You may just think of swimming as a way to cool off and catch some relief from the summer heat, but did you know that swimming might also give you relief from joint pain or an injury?
Swimming is an ideal tool for rehabilitation from injuries—such as back injuries or injuries to the sciatic nerve—for many reasons:
1. Swimming is a low-impact exercise. Staying active after an injury is important if you want to avoid stiffness in the area. However, many exercises—even walking—can put additional strain on your sore or injured body. Swimming is one of the few exercises that is truly low-impact and can help you keep moving without increasing the strain on the joint or muscle you are trying to rehab.
2. Swimming is not a weight-bearing exercise. If you are injured, your doctor may advise you not to put any weight on your injured joint or muscle. Because swimming makes you essentially weightless, it is a great way to move without bearing any weight, thus relieving pressure on the injury. Depending on the type of injury, you may want to try various strokes until you find the one that creates the least amount of pressure. If you are suffering from a back injury, try swimming backstroke, allowing the water to support your back as you swim.
3. Swimming is active stretching. Again, mobility is very important during the rehabilitation process. Active stretching helps keeps the muscles loose and flexible, and swimming is a great way to stretch.

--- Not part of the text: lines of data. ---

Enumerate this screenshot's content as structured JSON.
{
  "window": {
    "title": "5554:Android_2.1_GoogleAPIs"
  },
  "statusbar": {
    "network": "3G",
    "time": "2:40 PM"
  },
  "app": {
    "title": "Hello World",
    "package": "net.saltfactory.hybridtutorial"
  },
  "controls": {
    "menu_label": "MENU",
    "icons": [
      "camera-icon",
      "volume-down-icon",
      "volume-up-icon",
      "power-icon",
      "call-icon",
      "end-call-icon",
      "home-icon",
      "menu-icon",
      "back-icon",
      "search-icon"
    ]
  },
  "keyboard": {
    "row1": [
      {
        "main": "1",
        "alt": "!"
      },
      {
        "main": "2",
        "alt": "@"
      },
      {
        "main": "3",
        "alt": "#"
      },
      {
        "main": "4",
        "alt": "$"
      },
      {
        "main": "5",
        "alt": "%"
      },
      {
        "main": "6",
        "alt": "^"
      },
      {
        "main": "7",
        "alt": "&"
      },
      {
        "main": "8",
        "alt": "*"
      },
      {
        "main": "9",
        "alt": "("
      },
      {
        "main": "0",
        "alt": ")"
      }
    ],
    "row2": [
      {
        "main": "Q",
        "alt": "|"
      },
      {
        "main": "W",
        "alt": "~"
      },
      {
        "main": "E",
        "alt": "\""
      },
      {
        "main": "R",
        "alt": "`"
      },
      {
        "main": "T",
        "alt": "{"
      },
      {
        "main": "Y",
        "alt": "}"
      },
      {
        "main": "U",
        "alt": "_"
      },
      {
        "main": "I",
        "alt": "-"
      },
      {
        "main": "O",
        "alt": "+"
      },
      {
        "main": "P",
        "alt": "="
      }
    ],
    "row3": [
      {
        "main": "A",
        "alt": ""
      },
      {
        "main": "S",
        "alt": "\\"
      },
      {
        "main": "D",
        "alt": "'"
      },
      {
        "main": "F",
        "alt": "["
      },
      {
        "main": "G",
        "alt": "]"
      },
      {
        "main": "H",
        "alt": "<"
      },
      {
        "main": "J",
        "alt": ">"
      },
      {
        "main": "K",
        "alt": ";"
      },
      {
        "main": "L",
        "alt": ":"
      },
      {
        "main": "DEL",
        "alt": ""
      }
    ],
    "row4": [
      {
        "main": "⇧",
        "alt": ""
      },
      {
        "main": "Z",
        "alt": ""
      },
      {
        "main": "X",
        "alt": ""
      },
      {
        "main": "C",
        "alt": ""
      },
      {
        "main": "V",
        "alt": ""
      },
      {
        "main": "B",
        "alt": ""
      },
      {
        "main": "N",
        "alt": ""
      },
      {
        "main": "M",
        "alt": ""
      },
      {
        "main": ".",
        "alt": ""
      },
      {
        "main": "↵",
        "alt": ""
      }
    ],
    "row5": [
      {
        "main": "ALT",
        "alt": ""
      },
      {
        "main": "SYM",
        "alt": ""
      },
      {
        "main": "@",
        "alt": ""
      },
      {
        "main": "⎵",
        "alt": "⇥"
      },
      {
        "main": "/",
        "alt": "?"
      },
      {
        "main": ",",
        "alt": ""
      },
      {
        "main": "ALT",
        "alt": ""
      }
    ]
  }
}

4. Swimming is a cardio workout. One the most frustrating results of an injury is the inability to stay active and exercise. Swimming is a cardio workout that provides the opportunity for someone who is still healing from an injury to stay in shape.
5. Swimming may promote nerve regeneration. One study on animals found that swimming accelerates nerve regeneration, speeding the healing process from (in this case) sciatic nerve injury.
If you have suffered an injury, it’s important to talk to your doctor before beginning any form of exercise or rehabilitation program on your own. In some cases, it may not be advised for you to swim immediately following an injury, but when you do get permission to begin exercising again, swimming is often the best place to start.
To get adequate fitness benefits from swimming, swim a minimum of 150 minutes per week. This can be done in increments of 30 minutes for five days per week or whatever is most convenient and comfortable for you, as long as you meet your minimum requirements. For maximum health and weight benefits, gradually work toward swimming 300 minutes per week.